Similar to the photographs of dummies and dolls by Laurie Simmons, which Nicholas Jenkins has stated that “Simmons photographs are exploring sexual exploitation in that Simmons photographs suggest a perversely fascinating theater of humiliation and a sympathetic imagery of degradation and vulnerability… to a realm of suspended belief and the realm of fantasy and fiction.”
Similarly, when Anne Hoy was writing about Vikky Alexanders photographs, that “repetition reveals the stereotyping of expressions popularly considered sexually alluring and the isolation suggests the use of women as sex objects generically as …tools”.
In the past, a man calling a woman a “doll” was thought to be complementary, but it is a degrading way to describe a woman, to make her un-real, a fantasy, thus it is not necessary to get close and build a personal relationship, but a toy to be played with, a tool to be used and perhaps discarded if she becomes soiled and broken, no longer perfect.

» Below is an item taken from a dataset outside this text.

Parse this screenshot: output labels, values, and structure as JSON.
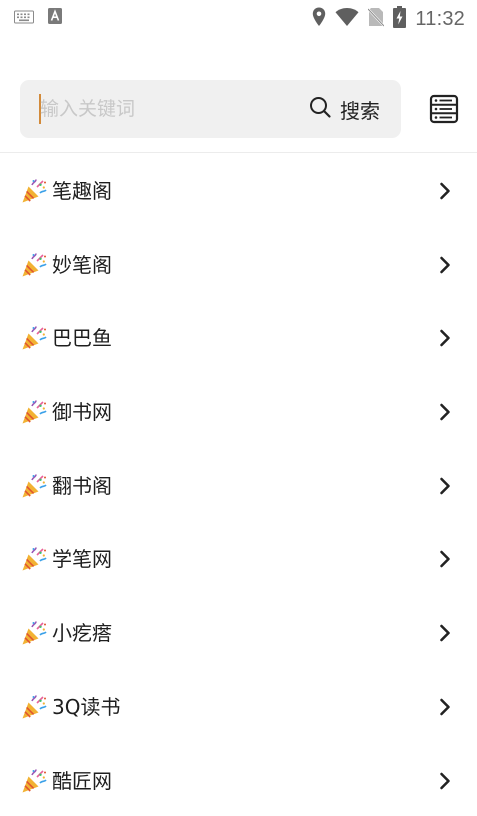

This series of photographs also conjures the idea of the Barbie Doll fantasy, with elongated legs, “perfect” waist, breasts, head, hair, etc; a fantasy woman that cannot be obtained. Someone who is not a real person, but a fantasy that seems to aspire those going to the gym, working out, endless diets, breast & butte cheek implants, fat suctions and other acts of fictious folly.
A photograph of a sexual fantasy doll is an unreal representation of an unreal person and is no more abstract than the photograph of the women who is pretending to be a sexual fantasy doll. That is if the live model is really a woman and not a man who is pretending to a woman who in turn is pretending to be a sexual fantasy doll. Do you know for sure, which is which is which? I know that I cannot always tell for certain and that disorientation creates intrigue, questions and mystery.
Photographs also get mistaken for reality and raise questions regarding photographic truth. Photographs are abstract representations of reality, two dimensional on a flat plane representations of a three dimension world, capturing a very brief moment in duration sucked out of the time continuum. Photographic framing leaves everything beyond the edges out and includes only a very small space in between. Shapes, tonality, mass, color and line that look like something we think is familiar, e.g. that is my house when I was growing up. Andy Grundberg made the following observation in 1989; (Photography)” is the most stylistically transparent of the visual arts, able to represent things in convincing perspective and seamless detail. Never mind that advertising has taught us that photographic images can be marvelous tricksters: what we see in a photograph is often mistaken for the real thing.”
In the case of the actor playing a role, there is a real person who lurks just below a thin layer of make-up paint and costume. But at the moment, the actor takes on a role and becomes the character and likewise with a good performance, we do not perceive that this is an actor, but the character being revealed. For me, this brings in a personal question; do people see the real me, or a role that they perceive I play. Likewise, do you see people pretending to be someone other than themselves, a fictional role, and you wonder why don’t they just be themselves? So I wonder, do they know who they really are, or afraid of the truth and that people may not like them if they were their true selves? I think that Watanabe’s metaphors are insightful, that regardless of a (fictional) role we try to play, our real self lurks just below a thin layer that most can see through anyway.
The afterword is a fictional story by Richard “Bulldog” Curtis Hauschild. This hardcover book with dustcover was printed in Japan.
By Douglas Stockdale